Dataset rows for apps and sites
- - - - -
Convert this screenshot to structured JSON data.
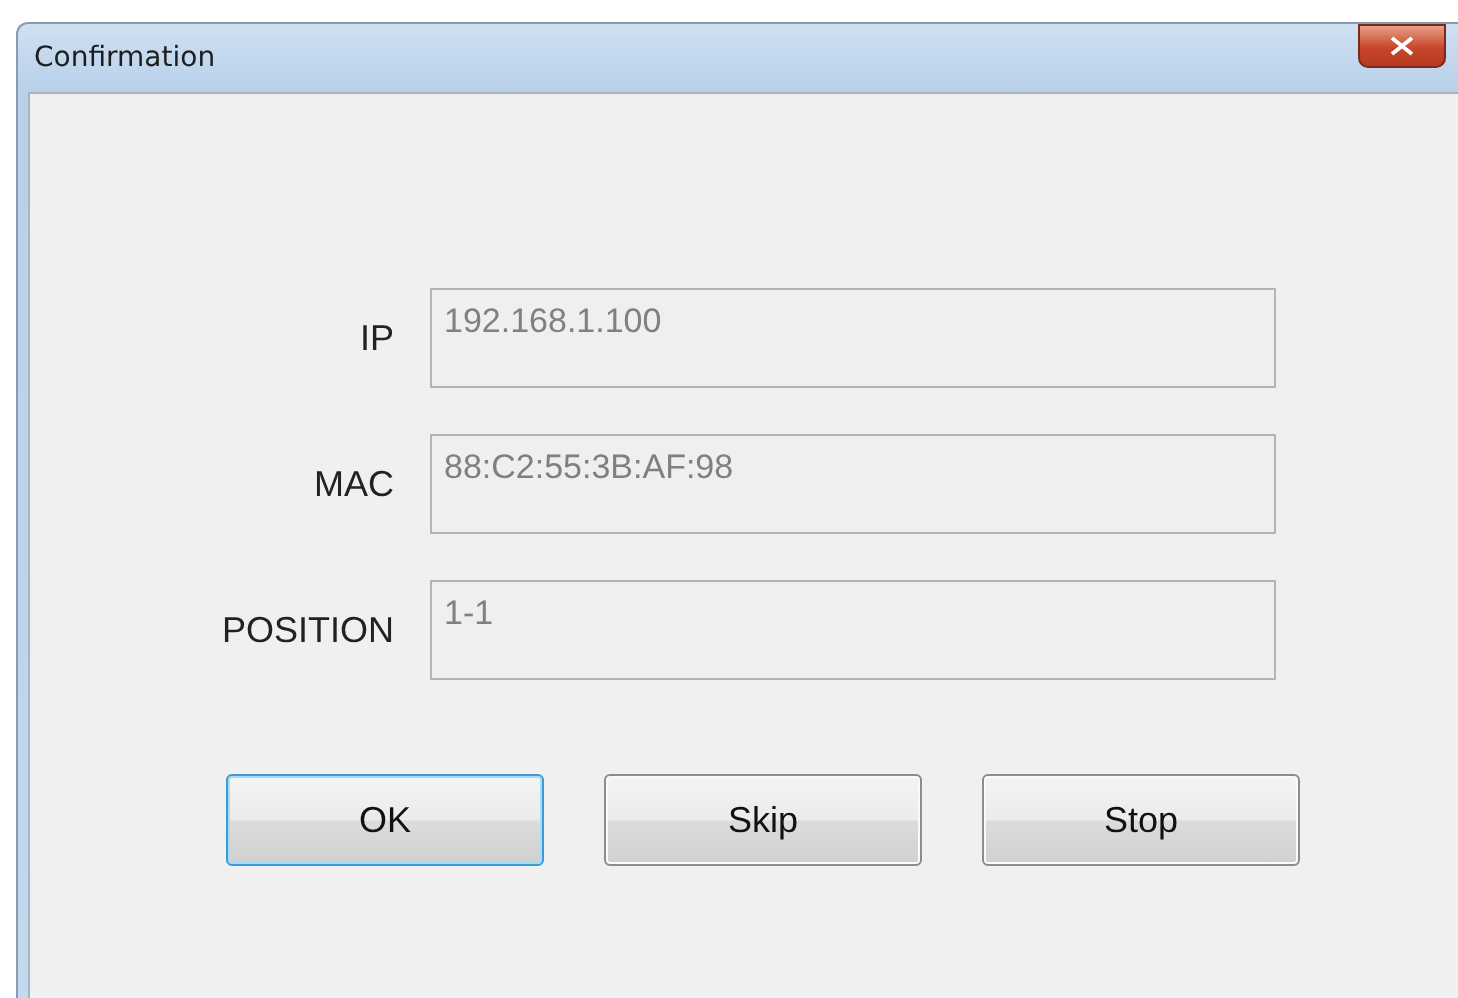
{
  "window": {
    "title": "Confirmation"
  },
  "fields": [
    {
      "label": "IP",
      "value": "192.168.1.100"
    },
    {
      "label": "MAC",
      "value": "88:C2:55:3B:AF:98"
    },
    {
      "label": "POSITION",
      "value": "1-1"
    }
  ],
  "buttons": [
    {
      "label": "OK",
      "focused": true
    },
    {
      "label": "Skip",
      "focused": false
    },
    {
      "label": "Stop",
      "focused": false
    }
  ]
}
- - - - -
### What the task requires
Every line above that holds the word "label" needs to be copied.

### Your response
      "label": "IP",
      "label": "MAC",
      "label": "POSITION",
      "label": "OK",
      "label": "Skip",
      "label": "Stop",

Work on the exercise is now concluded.